As a result of the increasing ease and speed with which a book can be scanned and repackaged into an e-book format with common technology, the latest installment of the Harry Potter series--along with its four predecessors, movies based on the books and audio versions of the texts--can be obtained as easily as an audio file on file-swapping services such as Kazaa.
That, some predict, could be a harbinger of a nascent Napsterization of the book publishing industry.
"I think that just like MP3s, popular books will become popular downloads as more devices allow people to read with the ease of carrying the real thing," said Wayne Chang, a student at the University of Massachusetts at Amherst and systems administrator for PickATime.com, an online appointment book. "These e-books are made by users, not pros."
Many Web sites provide step-by-step instructions on how to scan books and format them for use with various software, including Microsoft's Reader. Because the books are scanned from printed copies, they evade the copy controls put on e-books that publishers produce and distribute.
Other sites aggregate shared e-books for download, much like the ill-fated Napster and a host of successors have done for audio and video files.

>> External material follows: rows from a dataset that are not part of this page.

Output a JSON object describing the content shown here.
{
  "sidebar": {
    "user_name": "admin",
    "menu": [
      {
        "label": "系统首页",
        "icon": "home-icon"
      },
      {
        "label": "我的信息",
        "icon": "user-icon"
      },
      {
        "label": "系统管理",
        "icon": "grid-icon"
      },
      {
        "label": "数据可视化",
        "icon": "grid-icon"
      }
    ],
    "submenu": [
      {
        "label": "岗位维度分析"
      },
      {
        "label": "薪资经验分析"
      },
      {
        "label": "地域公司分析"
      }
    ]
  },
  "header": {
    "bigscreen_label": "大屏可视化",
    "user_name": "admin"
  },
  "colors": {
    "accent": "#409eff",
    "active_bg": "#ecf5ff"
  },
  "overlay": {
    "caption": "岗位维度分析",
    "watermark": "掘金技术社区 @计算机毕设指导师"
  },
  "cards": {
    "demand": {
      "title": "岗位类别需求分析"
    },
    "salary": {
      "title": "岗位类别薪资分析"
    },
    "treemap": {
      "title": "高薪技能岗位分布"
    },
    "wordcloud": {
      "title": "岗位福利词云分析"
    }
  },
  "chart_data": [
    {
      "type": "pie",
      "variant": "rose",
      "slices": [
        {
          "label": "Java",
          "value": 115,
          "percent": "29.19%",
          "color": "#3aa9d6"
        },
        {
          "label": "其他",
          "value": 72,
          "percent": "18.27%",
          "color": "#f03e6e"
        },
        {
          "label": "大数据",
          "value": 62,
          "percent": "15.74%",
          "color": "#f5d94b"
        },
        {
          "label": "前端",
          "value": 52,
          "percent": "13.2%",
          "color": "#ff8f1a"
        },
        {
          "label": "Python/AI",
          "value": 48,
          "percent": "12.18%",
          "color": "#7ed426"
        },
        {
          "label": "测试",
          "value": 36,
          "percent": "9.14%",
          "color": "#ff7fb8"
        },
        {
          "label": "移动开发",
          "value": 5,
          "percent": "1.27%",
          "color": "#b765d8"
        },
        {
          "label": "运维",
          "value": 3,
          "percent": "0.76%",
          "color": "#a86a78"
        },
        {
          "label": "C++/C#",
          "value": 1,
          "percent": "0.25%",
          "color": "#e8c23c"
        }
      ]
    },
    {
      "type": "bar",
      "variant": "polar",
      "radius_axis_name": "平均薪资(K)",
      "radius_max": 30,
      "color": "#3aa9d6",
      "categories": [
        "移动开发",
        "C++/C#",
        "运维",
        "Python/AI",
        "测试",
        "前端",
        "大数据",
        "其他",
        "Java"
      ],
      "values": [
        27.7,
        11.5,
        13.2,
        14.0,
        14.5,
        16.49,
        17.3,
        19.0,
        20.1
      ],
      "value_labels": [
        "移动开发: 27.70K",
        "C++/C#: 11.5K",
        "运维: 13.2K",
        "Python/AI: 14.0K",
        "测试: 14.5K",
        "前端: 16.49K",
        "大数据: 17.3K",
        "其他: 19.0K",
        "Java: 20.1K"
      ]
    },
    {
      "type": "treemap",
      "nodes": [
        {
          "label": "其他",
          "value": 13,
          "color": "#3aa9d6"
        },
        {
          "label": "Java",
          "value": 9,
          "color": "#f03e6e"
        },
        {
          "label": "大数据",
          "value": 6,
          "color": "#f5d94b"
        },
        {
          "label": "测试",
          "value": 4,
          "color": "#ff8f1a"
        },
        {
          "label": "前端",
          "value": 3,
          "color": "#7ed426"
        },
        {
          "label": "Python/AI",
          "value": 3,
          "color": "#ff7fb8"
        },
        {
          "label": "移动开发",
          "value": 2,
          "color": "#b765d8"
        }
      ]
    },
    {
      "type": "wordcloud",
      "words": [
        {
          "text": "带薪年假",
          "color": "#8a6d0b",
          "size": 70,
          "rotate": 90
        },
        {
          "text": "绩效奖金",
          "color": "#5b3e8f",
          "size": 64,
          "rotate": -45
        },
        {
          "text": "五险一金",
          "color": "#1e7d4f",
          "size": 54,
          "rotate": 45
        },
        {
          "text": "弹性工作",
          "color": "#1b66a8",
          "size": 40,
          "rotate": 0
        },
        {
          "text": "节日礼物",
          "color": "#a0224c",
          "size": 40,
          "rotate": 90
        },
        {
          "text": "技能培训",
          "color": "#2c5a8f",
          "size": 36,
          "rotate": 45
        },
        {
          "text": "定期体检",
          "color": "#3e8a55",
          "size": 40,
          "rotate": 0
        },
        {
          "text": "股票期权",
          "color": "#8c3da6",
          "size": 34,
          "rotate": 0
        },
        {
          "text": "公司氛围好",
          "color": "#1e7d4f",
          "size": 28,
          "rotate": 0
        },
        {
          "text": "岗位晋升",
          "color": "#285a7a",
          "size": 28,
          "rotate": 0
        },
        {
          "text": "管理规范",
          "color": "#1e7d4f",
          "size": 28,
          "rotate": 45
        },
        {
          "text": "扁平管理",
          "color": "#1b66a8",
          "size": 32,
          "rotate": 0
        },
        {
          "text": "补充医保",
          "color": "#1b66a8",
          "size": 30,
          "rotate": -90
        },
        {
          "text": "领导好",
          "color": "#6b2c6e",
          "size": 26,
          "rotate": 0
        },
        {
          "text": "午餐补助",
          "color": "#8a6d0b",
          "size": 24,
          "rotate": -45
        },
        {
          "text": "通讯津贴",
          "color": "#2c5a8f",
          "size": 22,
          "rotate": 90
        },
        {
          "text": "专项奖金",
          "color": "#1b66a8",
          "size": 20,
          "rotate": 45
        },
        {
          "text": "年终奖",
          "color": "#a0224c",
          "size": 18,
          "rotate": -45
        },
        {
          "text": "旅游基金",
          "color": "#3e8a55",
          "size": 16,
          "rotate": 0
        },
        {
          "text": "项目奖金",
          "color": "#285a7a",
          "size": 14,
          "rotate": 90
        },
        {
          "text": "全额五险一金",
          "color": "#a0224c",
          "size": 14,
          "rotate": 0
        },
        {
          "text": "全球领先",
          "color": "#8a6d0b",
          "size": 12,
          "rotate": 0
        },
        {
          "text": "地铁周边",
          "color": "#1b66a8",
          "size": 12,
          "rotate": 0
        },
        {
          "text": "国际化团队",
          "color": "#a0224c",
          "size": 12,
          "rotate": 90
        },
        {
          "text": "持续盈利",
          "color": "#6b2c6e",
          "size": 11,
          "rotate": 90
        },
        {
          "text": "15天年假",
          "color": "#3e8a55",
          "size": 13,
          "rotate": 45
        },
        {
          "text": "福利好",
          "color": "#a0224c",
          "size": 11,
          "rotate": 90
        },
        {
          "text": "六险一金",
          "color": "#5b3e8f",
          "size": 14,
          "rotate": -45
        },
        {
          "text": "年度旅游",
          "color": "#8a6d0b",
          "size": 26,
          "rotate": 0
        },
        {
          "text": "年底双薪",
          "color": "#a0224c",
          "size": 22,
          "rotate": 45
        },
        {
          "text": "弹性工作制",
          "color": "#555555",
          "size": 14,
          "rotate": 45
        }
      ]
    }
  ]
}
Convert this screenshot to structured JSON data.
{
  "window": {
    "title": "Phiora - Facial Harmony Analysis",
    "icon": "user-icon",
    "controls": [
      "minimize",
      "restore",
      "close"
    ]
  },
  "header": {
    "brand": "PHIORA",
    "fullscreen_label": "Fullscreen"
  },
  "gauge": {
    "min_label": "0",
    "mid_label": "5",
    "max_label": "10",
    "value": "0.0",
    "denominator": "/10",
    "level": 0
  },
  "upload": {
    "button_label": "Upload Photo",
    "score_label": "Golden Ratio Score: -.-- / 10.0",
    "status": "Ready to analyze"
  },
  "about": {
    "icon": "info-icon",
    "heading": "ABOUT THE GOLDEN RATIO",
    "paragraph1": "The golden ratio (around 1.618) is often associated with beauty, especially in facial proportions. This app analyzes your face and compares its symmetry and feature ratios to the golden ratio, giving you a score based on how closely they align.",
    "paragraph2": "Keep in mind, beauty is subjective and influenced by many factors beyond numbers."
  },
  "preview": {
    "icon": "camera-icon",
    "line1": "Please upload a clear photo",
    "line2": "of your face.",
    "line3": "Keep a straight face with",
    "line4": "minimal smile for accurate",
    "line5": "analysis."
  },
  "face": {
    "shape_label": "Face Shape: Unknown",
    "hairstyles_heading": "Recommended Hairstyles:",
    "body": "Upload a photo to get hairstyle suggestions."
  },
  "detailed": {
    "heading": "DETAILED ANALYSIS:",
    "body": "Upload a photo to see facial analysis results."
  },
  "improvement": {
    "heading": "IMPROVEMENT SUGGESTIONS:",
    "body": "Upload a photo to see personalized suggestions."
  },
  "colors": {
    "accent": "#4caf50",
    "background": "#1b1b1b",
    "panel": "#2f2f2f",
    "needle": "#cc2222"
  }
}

Released June 21, Harry Potter and the Order of the Phoenix is the 5th installment in the British children's book series by author J.K. Rowling. Harry Potter publisher Scholastic sold 5 million copies of the book on the first day of sales and has scheduled a third printing in the United States.
The online traffic in Harry Potter and other e-books comes as the motion picture, software and music industries step up their legal assault on traders of such files. Citing copyright infringement, the industries have.
The publishing industry also has been active in targeting suspected infringers.
Earlier this month the Association of American Publishers, a trade association whose members include Scholastic and software publishers including Microsoft and Adobe, said it had participated in raids on Malaysian photocopy shops. Authorities seized copy machines and more than 200 copies of allegedly pirated textbooks.
The association also says it has used provisions of the Digital Millennium Copyright Act to compel sites to remove copyrighted works.
So is the trade in bootleg books the next Napster?
Not until people become more accustomed to reading books on PCs, say traders and industry associations.
"With published books, most are released in hardcopy print first," noted Allan Adler, vice president for legal and government affairs for the AAP. "File sharing requires conversion through scanning, and just as consumers have not indicated that they are wildly accepting of e-readers, it's not clear that most readers would find unauthorized scanned works downloaded online to be a preferable form for them."
Adler pointed out that e-books have yet to become popular with consumers because of issues such as incompatible formats, short battery life and hard-to-read screens. Given these obstacles, Adler said, "it's not clear we're going to have the same kinds of problems" that the recording and software publishers have experienced.
Even Chang, now on page 66 of his downloaded copy of Harry Potter and the Order of the Phoenix, agrees that e-books have a long way to go before the file-sharing networks attract the full attention and wrath of book publishers.
Chang added that he is not worried about the book equivalent of the Recording Industry Association of America.
"Not unless some wonderful technology comes along that can replicate holding the book in your hands with that snuggly feeling," he said.